But quitting went against my personality. "You try too hard," someone once told me, when I was just a teenager. And it's true and it shows. I am earnest and eager, hard-working and enthusiastic. I have a compulsive need for people to like me. And there are people who take exception to that. Worse, there are people who take advantage of it.
For the past year, I've held imaginary conversations with colleagues, saying all the things I wish I'd said. Usually, these happen as I'm trying to fall asleep, and the conversation and feelings of failure make a pretty miserable lullaby. I've even fantasized about applying to work there again, just to get a do-over.
It wasn't until I saw that "motivational quote" today that I realized part of what I'm grappling with: It's not so much that I failed (though that really gouges the old self-esteem), it's that I quit. I gave up. I stopped trying.

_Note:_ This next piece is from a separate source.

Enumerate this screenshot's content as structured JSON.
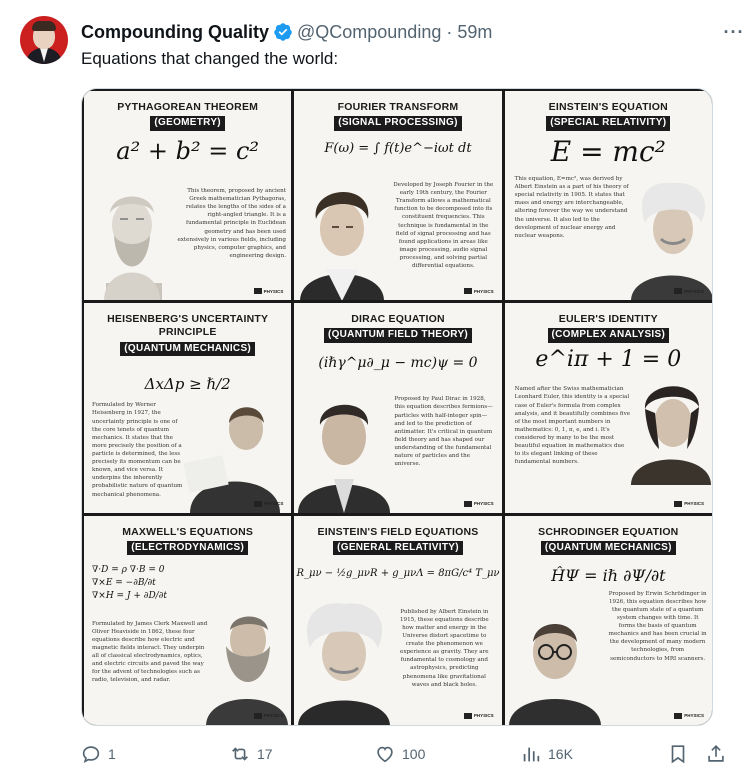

But something shifted when I read that quote. Is giving up always a sign of failure? Can it not sometimes be a sign that you realize that you belong somewhere else? That you are strong enough and wise enough to know when to walk away?
Maybe it's a relationship that just isn't working, never has and never will. An abusive relationship, perhaps. Or a project that doesn't match your skills. Even an exercise program that doesn't suit your lifestyle.
I think that sometimes we need to turn around before we can move on. If your compass directed you on a path that took you through quicksand, no one would count you a fool for turning back and finding an alternative route.
I have decided to re-frame my feelings about quitting. Quitting is not failure; it is choosing to take a different path. I didn't give up; I stopped fighting. There's a difference.